[Items from an interface collection]
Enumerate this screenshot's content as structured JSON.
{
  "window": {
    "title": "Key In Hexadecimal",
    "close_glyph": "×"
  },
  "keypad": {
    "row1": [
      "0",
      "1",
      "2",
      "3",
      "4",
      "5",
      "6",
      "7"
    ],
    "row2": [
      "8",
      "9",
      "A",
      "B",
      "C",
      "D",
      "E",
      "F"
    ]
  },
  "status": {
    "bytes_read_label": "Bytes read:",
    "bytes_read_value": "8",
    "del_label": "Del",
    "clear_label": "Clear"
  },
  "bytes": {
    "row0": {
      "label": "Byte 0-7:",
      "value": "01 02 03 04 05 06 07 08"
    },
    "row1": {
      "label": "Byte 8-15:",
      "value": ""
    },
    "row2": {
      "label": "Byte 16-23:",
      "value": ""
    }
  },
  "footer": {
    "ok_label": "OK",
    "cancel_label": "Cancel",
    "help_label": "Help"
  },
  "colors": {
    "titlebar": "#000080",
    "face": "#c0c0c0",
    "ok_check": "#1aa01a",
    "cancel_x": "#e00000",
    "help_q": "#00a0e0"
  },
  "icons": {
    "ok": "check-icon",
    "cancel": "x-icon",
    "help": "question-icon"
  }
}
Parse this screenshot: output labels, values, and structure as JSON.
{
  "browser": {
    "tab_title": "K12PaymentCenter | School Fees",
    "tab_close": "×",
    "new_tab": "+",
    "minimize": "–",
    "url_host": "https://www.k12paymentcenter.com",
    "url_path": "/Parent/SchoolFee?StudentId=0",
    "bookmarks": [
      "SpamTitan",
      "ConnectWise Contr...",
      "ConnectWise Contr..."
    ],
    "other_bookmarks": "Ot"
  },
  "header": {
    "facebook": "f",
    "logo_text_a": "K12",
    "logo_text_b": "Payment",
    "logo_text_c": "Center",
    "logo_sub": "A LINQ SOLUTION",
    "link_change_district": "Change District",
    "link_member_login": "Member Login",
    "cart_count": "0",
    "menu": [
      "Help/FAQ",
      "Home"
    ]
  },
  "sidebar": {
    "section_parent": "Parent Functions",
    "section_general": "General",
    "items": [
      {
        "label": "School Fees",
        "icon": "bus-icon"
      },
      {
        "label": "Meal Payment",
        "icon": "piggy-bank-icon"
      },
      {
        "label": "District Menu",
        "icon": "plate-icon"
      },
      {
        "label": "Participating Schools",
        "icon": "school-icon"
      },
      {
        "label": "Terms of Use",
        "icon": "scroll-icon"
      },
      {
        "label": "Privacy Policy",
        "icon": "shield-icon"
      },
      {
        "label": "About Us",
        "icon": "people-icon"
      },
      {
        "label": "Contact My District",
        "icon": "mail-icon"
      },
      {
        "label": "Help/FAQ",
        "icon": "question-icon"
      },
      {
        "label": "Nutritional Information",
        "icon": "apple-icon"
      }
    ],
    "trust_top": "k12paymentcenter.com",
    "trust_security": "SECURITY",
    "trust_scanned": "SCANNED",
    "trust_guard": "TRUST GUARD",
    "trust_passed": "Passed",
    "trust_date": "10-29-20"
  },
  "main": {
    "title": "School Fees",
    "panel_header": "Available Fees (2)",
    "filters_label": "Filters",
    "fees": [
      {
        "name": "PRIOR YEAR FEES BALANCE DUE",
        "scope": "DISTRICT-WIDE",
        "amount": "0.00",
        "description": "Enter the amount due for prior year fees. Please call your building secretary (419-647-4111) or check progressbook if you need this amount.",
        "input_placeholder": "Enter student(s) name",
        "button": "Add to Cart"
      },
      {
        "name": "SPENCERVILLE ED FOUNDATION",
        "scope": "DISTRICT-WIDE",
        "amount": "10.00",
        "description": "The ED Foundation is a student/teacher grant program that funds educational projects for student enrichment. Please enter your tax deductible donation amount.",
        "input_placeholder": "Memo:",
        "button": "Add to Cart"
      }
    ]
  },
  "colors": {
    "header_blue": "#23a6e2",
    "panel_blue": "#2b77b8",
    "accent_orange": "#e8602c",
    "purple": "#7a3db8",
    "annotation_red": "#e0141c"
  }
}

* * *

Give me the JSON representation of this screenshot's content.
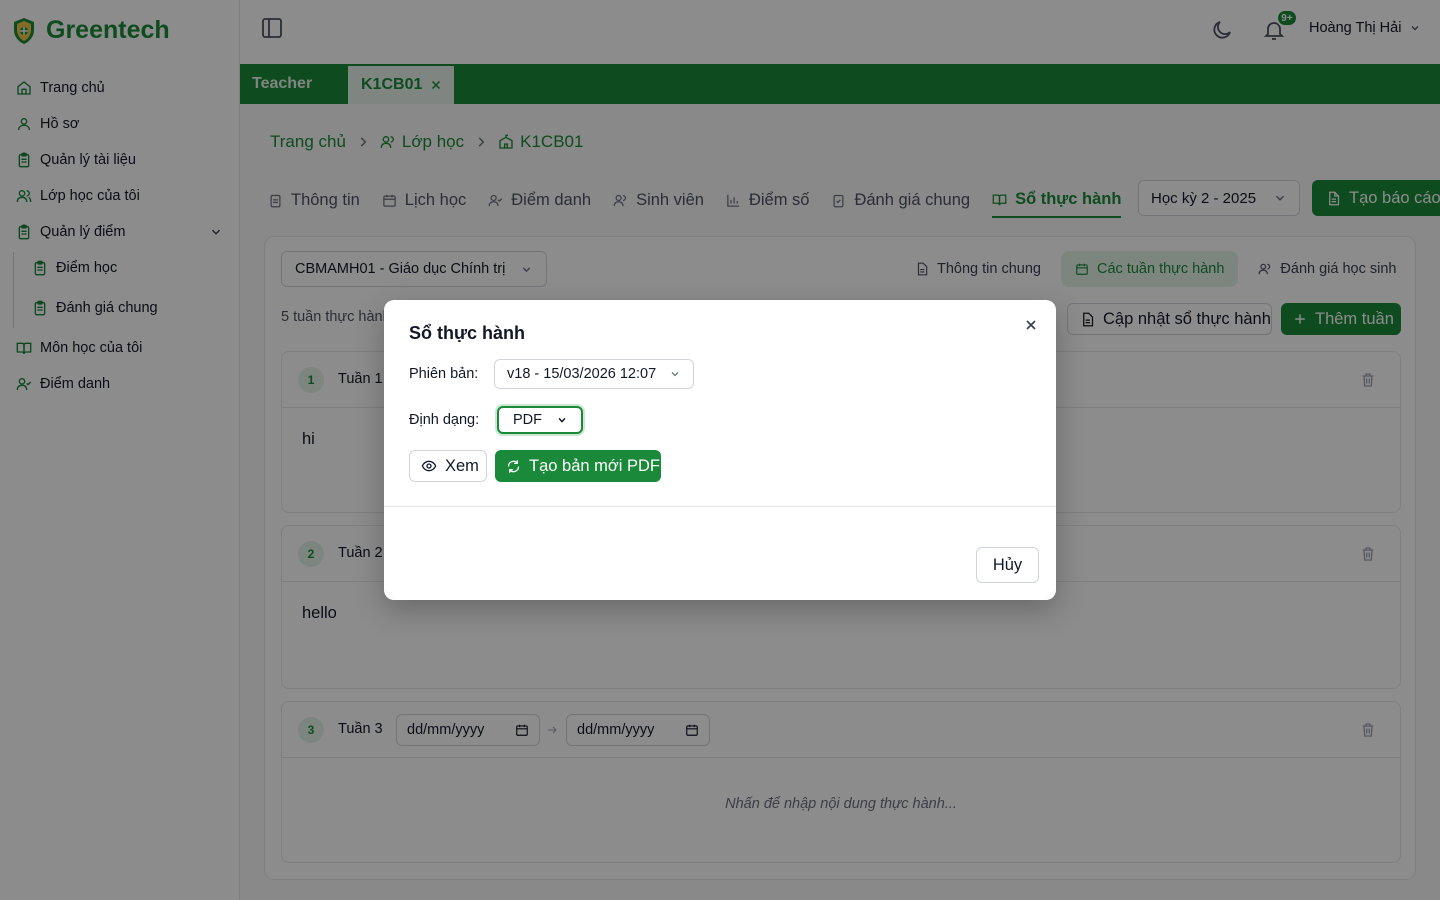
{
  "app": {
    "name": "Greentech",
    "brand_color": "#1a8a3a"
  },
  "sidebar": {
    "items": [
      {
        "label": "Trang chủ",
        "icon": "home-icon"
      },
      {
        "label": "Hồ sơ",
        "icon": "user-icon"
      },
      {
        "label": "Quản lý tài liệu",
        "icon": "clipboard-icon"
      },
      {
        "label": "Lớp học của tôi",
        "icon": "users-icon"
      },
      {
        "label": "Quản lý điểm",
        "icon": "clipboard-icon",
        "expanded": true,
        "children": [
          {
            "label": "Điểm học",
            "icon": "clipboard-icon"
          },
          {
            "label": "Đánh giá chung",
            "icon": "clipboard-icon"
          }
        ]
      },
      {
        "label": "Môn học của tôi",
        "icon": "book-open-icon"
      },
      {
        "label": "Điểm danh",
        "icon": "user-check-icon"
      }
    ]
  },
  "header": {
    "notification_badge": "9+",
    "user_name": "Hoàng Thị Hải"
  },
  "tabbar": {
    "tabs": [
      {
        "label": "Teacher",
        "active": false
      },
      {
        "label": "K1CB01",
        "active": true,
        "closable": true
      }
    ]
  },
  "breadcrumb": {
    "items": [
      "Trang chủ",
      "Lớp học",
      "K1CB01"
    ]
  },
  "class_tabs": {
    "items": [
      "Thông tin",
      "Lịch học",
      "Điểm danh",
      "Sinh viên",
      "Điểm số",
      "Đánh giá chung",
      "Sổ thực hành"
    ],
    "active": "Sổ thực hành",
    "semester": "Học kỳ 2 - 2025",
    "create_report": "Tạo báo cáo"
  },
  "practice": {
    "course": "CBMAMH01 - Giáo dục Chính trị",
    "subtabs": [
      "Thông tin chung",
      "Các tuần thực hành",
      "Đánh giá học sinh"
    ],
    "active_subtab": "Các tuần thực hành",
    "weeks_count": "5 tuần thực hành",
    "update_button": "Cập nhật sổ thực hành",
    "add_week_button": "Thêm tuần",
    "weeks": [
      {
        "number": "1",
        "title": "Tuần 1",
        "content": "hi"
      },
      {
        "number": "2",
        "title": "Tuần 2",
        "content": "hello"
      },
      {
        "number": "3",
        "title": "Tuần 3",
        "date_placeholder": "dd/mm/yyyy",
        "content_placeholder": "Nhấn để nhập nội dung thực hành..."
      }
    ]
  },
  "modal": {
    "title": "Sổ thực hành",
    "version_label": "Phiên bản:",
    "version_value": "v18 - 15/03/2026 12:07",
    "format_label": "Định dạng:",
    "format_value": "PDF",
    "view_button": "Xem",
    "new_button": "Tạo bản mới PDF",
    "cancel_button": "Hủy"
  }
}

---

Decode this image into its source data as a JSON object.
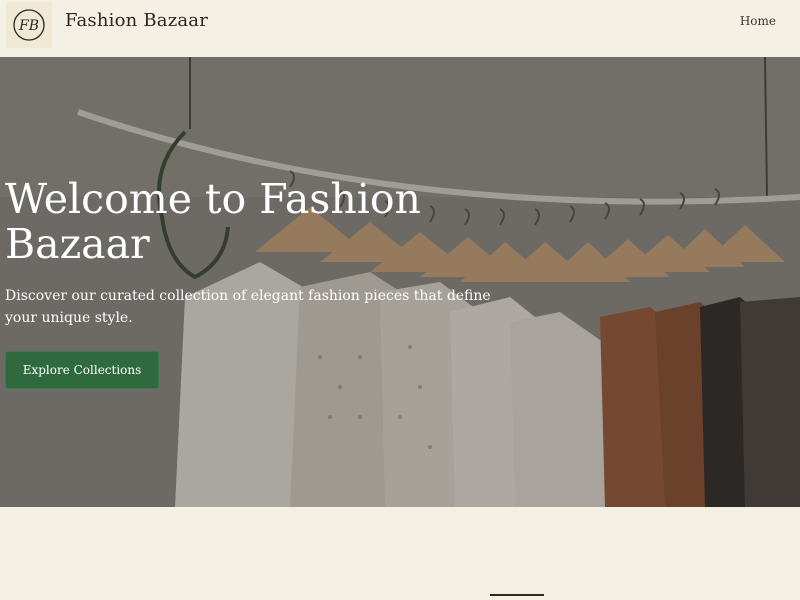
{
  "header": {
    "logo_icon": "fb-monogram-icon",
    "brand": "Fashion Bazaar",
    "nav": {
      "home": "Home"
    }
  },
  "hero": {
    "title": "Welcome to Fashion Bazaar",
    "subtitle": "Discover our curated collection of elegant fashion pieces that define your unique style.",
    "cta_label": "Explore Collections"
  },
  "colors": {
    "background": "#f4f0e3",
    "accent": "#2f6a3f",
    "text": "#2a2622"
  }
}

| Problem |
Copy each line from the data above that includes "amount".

| Task result |
        "amount": "0.00",
        "description": "Enter the amount due for prior year fees. Please call your building secretary (419-647-4111) or check progressbook if you need this amount.",
        "amount": "10.00",
        "description": "The ED Foundation is a student/teacher grant program that funds educational projects for student enrichment. Please enter your tax deductible donation amount.",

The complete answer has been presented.